US Release Date: 12-26-1933
Directed by: Rouben Mamoulian
- Greta Garbo, as
- Queen Christina
- John Gilbert, as
- Ian Keith, as
- Lewis Stone, as
- Elizabeth Young, as
- Countess Ebba Sparre
- C. Aubrey Smith as
Greta Garbo in Queen Christina.
Queen Christina tells the story of the 17th Century Swedish royal and her ill-fated love affair with a Spanish courier. It is a romantic tragedy of the highest order, the kind only Garbo could make.
Wishing a respite from her constantly attended life, Queen Christina disguises herself as a young man and sets out to see some of her countryside. At a tavern she meets a courier named Antonio sent from the king of Spain. Unbeknownst to her, Antonio is carrying a proposal of marriage. Antonio (John Gilbert) takes an immediate liking to the "boy". In 1983 Barbra Streisand borrowed liberally from this scene in her movie Yentl. In both cases it is a stretch to believe that they are supposed to be boys, but you have to accept this fact to enjoy either film.

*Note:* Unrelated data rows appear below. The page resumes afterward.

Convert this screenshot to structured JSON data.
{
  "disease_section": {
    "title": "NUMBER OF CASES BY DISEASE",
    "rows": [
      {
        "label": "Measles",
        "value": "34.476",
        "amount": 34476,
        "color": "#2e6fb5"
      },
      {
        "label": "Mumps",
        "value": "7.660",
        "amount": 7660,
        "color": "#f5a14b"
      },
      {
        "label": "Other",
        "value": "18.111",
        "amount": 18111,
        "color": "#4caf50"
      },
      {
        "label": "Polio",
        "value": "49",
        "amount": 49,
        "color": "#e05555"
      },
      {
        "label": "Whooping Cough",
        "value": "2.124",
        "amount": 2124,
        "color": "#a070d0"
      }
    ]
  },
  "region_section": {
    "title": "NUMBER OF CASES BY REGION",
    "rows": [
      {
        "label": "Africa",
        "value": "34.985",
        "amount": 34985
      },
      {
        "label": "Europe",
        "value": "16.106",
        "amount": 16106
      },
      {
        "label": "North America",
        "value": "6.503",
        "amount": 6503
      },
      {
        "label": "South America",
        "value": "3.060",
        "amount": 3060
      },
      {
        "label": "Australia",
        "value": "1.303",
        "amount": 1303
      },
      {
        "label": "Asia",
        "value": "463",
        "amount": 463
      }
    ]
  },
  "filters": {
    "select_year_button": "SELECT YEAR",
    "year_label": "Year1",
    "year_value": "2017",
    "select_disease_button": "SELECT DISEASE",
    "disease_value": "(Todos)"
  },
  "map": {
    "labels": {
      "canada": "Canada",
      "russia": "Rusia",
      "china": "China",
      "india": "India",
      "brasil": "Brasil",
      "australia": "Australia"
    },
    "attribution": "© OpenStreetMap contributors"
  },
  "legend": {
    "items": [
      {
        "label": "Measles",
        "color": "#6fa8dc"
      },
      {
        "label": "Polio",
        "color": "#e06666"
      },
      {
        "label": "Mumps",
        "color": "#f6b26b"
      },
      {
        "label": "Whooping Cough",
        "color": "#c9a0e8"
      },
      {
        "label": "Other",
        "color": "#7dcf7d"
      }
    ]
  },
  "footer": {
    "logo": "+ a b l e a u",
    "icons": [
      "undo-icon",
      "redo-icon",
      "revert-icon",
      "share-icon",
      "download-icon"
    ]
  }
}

The Inn is booked solid so the 'boy' must room with Antonio. Forced with sharing a bed for the night, Christina reveals her true sex, but not her true identity. They fall instantly in love. The next morning Christina, realizing she cannot continue the charade, spends a few hopelessly romantic moments memorizing the details of the room. It is one of Garbo's most iconic scenes. She tells Antonio, "I have been memorizing this room. In the future, in my memory, I shall live a great deal in this room."
You can imagine Antonio's shock when he delivers his royal message to the Queen and discovers that she is the woman he fell in love with. From here the story moves quickly to its tragic conclusion. Antonio suffers mortal wounds in a duel and dies in his lover's arms aboard the ship they were planning on running away together in; Christina having abdicated her throne in order to be with her man.
The final shot of Christina on the prow of the ship staring into space is a miracle. Garbo never changes expression, hell she doesn't even blink. It is a truly stellar and incredibly moving moment in cinema.
Well, I think I've gushed enough for one review. All I can say is "SEE THIS FILM!"
Photos © Copyright Metro-Goldwyn-Mayer (1933)